Our own reconciliation with God should follow that template. When we meet Jesus, we should want to right the wrongs in our past. Loving Jesus is not a substitute for earthly justice; on the contrary. What is owed must be paid.

The second lesson: We can encounter the surprising mercy of God.

If it is true that “what is owed must be paid,” what does that mean for us? We owe an unpayable debt. We are born with original sin, and then we make matters worse by often choosing our own wills over God’s. How do we repay that?

We don’t. Jesus does.

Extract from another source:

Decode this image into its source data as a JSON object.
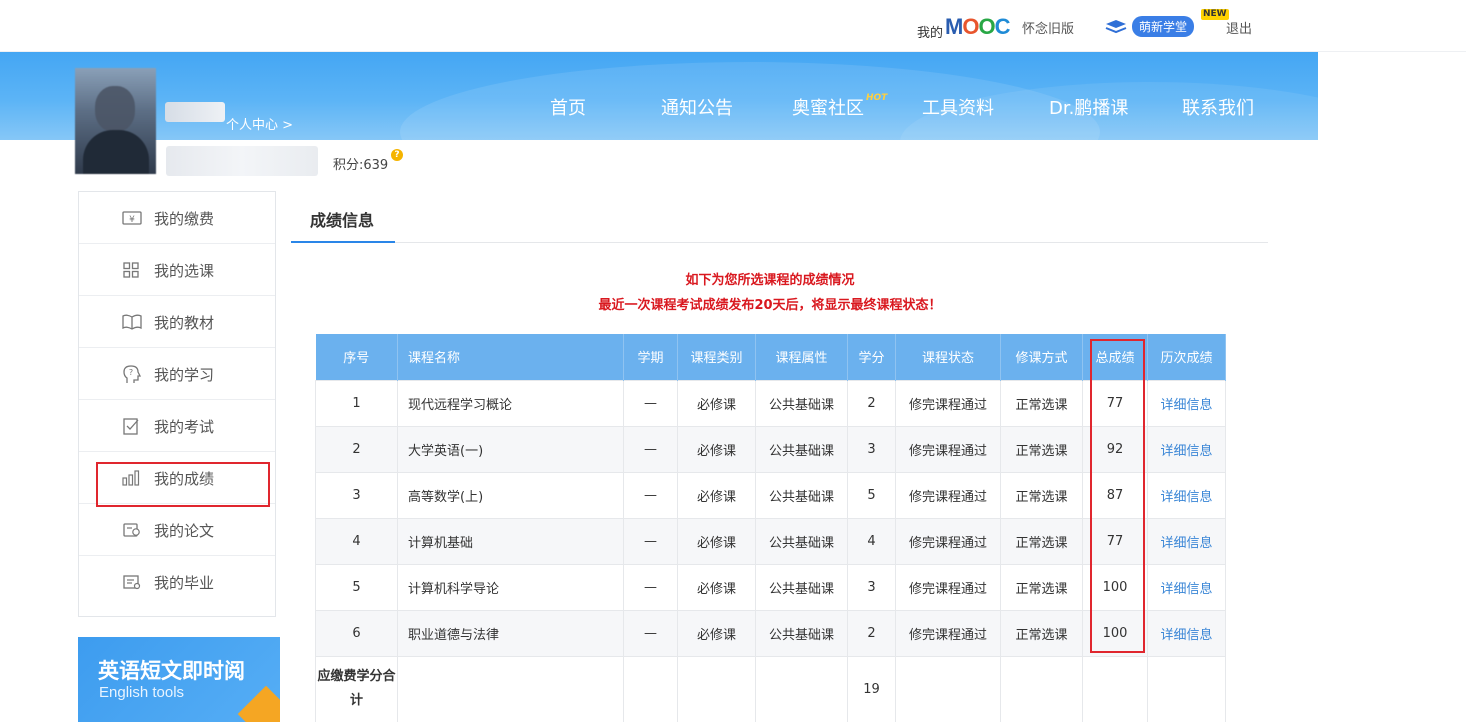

As the Alleluia verse before today’s Gospel puts it, “God so loved the world that he gave his only Son” to restore us.

But he is happy to do it, as the first reading today makes clear.

But the Catechism cites the Zacchaeus story, saying that Christ does more than cancel our sins. Jesus also “reintegrated forgiven sinners into the community” and “receives sinners at his table” in an “astonishing” act of rehabilitation (1443).

Name to yourself the person whose dishonesty cost you the most money in your life. Now imagine throwing a dinner in that person’s honor. This is what Jesus does for those whose sins led to his torture and death — this is what he does for us.

The third lesson: Zacchaeus’ story is a model of prayer.

It seems strange that the Catechism cites Zaccheaus to say, “Contemplative prayer is the prayer of the child of God, of the forgiven sinner who agrees to welcome the love by which he is loved and who wants to respond to it by loving even more” (2712).

But it makes sense. Zacchaeus’s story is not just something possible for someone who met Christ while he walked on earth. It is also possible for those of us who, like Paul in the second reading, have only met him after his death and resurrection.

Encountering Jesus should lead us to pay back what is owed, invite him into our homes and become his companion in prayer. Just like Zacchaeus.


Tom Hoopes is writer in residence at

Benedictine College in Atchison, Kansas.

He is the author of What Pope Francis Really Said.